▸ **What the task asks**
Locate and copy each line in the data that contains the word "South".

▸ **Supplied records**
= Beginning of Section =

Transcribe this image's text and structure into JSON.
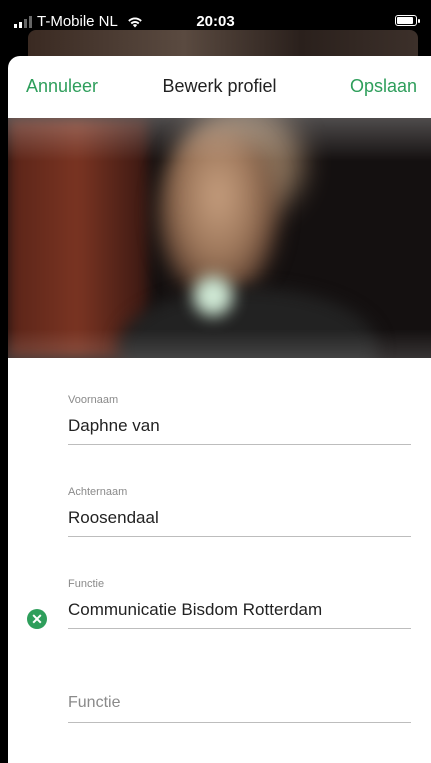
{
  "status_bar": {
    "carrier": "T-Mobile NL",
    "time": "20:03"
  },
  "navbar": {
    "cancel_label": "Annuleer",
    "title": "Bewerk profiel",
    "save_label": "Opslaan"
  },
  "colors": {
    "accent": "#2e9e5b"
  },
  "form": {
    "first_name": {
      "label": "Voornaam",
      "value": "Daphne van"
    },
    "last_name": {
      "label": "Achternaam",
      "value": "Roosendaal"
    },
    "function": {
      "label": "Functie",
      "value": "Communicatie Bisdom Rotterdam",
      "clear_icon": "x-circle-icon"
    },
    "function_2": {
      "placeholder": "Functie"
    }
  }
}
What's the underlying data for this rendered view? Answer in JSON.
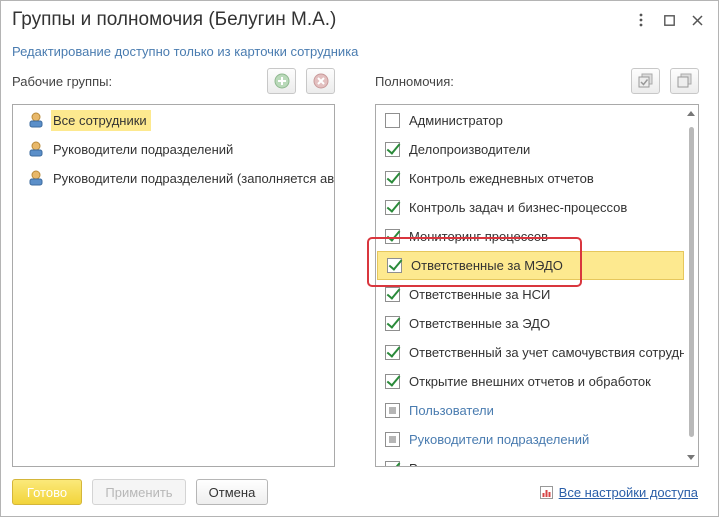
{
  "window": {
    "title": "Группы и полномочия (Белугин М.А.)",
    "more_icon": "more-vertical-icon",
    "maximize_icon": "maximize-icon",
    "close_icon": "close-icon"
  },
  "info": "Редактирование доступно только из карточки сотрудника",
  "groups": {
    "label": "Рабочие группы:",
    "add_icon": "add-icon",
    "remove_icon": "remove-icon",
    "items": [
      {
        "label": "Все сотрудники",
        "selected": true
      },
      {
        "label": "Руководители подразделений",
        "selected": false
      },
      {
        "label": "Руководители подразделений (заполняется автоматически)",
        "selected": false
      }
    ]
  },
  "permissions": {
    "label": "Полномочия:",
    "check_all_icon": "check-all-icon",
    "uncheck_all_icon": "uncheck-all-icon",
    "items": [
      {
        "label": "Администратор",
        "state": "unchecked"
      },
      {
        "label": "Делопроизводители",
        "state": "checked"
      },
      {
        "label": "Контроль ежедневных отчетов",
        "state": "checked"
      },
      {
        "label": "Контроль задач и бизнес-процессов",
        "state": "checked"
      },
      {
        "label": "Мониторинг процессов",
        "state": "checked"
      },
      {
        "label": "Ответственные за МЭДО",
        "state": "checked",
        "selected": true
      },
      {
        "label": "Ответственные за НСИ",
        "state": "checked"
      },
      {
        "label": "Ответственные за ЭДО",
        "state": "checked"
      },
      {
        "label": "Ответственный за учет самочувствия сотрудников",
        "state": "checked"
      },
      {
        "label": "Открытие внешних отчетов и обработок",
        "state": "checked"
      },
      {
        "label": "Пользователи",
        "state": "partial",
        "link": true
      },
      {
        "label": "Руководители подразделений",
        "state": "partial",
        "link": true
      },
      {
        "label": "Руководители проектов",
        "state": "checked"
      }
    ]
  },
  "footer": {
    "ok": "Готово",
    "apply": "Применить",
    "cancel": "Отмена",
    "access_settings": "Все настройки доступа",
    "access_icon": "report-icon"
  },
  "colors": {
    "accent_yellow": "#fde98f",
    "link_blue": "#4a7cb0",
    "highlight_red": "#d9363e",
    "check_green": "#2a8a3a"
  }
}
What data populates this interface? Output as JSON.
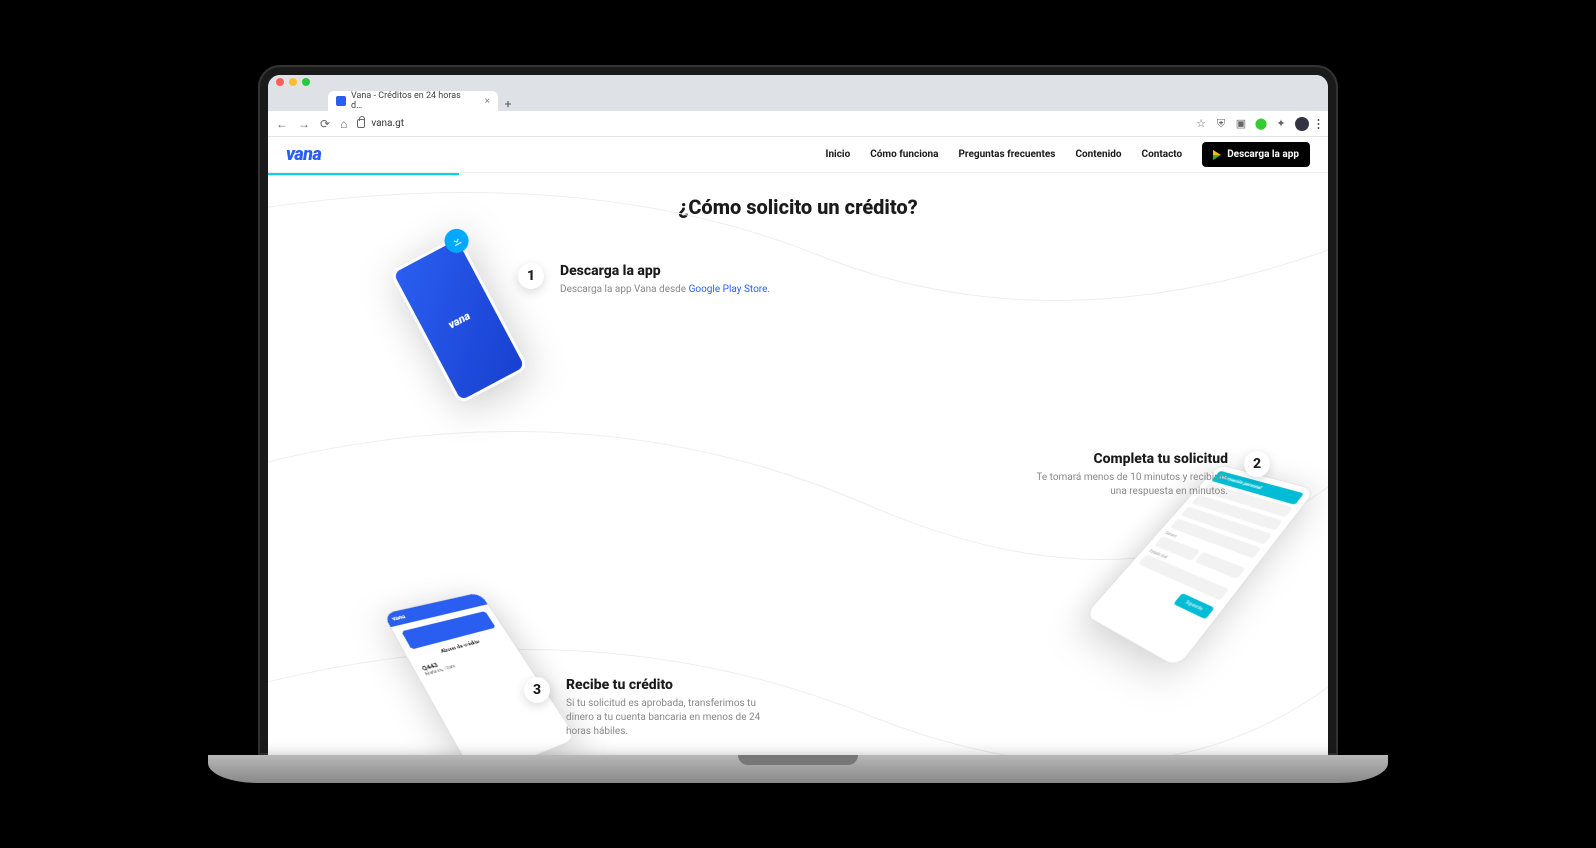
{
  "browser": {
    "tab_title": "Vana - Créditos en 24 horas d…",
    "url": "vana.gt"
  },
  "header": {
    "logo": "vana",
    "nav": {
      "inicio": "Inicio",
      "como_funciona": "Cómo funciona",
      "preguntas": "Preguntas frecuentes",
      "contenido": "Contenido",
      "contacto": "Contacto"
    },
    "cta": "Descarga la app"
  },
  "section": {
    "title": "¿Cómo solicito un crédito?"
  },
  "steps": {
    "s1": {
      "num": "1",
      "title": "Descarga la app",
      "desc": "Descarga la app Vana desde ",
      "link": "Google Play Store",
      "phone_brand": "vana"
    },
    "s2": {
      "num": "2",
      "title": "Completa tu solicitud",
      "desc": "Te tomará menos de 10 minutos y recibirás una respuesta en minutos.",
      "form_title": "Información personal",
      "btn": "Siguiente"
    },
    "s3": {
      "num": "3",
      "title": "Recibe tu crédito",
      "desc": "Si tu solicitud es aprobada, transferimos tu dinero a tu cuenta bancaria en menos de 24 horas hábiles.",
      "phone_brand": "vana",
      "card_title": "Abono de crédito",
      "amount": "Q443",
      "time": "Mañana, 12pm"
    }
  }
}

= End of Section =
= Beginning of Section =

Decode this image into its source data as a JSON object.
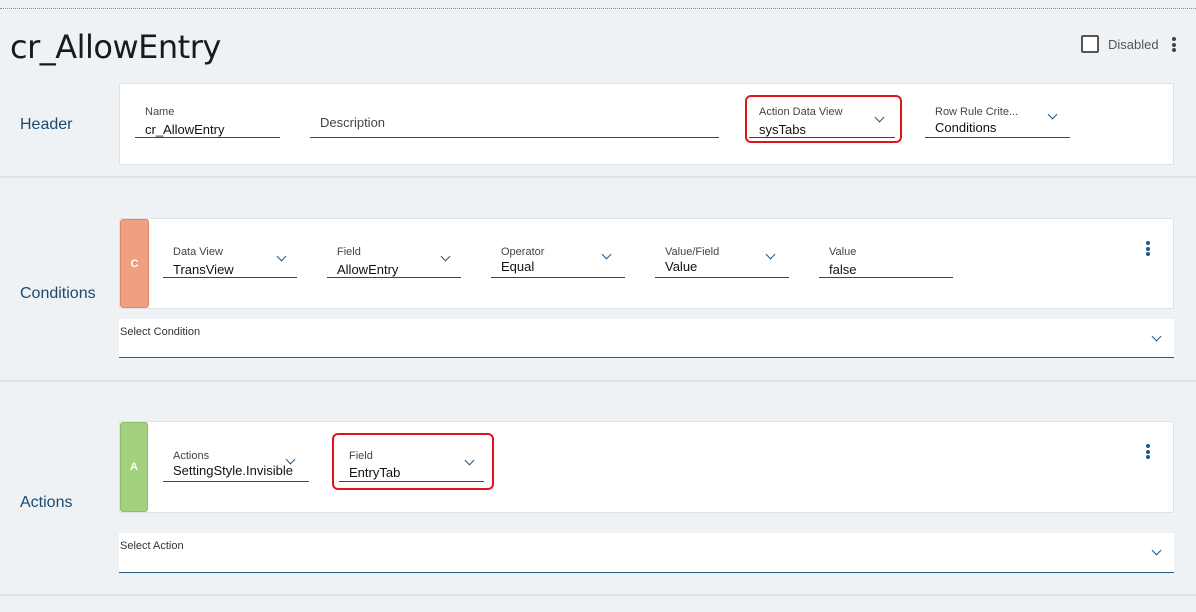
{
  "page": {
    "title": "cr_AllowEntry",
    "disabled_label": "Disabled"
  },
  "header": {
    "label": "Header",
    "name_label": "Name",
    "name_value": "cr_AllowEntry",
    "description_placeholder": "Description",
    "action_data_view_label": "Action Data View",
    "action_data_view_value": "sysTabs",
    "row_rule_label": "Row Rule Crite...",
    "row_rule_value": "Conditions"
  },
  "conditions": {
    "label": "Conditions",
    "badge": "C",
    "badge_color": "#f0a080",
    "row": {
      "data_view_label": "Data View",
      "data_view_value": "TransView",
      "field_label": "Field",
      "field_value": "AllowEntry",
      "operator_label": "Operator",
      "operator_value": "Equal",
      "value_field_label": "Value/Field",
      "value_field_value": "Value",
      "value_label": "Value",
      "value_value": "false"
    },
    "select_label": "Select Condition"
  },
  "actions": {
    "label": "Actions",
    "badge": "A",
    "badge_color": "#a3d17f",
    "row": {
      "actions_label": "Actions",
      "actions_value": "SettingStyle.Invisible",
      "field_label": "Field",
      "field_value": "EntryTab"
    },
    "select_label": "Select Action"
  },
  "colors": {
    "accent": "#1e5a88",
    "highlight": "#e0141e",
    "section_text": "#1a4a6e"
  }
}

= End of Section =
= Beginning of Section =

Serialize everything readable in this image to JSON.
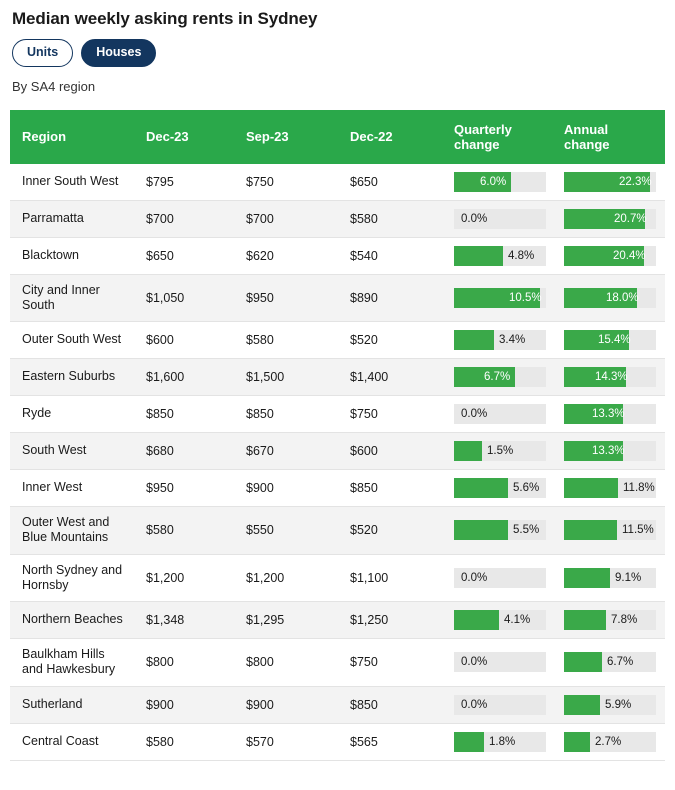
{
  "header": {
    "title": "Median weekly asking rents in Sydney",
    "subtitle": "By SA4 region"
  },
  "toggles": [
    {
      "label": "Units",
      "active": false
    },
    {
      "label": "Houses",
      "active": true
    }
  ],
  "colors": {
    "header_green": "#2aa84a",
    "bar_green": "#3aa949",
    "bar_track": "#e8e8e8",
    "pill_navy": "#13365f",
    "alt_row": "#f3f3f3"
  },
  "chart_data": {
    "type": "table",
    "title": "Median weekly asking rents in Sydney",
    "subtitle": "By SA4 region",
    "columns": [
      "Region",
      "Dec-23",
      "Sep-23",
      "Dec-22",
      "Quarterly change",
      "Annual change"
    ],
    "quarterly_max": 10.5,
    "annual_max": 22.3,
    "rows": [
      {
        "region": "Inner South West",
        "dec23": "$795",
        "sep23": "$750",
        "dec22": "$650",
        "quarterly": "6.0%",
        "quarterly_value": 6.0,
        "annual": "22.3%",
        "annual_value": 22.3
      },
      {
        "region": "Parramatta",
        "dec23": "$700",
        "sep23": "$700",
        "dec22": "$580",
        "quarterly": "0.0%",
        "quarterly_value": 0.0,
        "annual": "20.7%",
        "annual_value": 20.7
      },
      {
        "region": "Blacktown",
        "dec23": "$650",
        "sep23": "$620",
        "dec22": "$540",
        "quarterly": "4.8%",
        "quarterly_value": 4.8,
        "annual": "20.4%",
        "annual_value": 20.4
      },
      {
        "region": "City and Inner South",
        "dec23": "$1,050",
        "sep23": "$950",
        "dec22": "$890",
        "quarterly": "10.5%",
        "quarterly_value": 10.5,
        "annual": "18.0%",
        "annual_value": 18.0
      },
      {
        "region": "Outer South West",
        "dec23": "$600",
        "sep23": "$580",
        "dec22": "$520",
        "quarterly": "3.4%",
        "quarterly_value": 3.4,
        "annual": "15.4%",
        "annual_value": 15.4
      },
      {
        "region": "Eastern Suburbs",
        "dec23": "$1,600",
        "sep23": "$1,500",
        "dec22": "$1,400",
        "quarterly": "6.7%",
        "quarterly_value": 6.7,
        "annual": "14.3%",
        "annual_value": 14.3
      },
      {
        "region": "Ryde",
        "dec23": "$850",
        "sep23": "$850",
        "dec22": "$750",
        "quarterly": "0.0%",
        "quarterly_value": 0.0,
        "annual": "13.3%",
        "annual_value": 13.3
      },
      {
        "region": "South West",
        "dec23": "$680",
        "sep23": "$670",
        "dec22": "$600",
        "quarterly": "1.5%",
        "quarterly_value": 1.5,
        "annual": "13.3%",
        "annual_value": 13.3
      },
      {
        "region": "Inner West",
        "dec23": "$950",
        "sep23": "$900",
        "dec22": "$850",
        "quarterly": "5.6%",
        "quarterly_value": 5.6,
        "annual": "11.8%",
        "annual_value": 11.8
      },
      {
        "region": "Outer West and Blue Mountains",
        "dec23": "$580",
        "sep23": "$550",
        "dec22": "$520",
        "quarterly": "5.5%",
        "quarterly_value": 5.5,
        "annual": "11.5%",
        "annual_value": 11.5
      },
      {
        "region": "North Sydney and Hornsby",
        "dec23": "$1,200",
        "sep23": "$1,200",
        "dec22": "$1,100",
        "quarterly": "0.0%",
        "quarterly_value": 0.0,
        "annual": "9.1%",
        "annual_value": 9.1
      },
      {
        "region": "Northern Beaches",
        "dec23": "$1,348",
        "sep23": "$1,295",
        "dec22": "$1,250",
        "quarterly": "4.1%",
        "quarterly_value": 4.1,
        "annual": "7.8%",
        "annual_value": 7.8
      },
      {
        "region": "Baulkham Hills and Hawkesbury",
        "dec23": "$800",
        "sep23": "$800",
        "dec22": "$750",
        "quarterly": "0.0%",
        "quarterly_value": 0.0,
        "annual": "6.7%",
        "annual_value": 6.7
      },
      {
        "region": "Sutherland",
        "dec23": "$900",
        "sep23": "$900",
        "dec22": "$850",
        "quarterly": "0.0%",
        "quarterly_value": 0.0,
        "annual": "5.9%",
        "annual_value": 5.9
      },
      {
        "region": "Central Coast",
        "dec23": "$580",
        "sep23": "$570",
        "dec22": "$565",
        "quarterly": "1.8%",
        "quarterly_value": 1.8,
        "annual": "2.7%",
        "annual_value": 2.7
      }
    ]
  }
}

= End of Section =

▸ **Written response**
        "region": "Inner South West",
        "region": "City and Inner South",
        "region": "Outer South West",
        "region": "South West",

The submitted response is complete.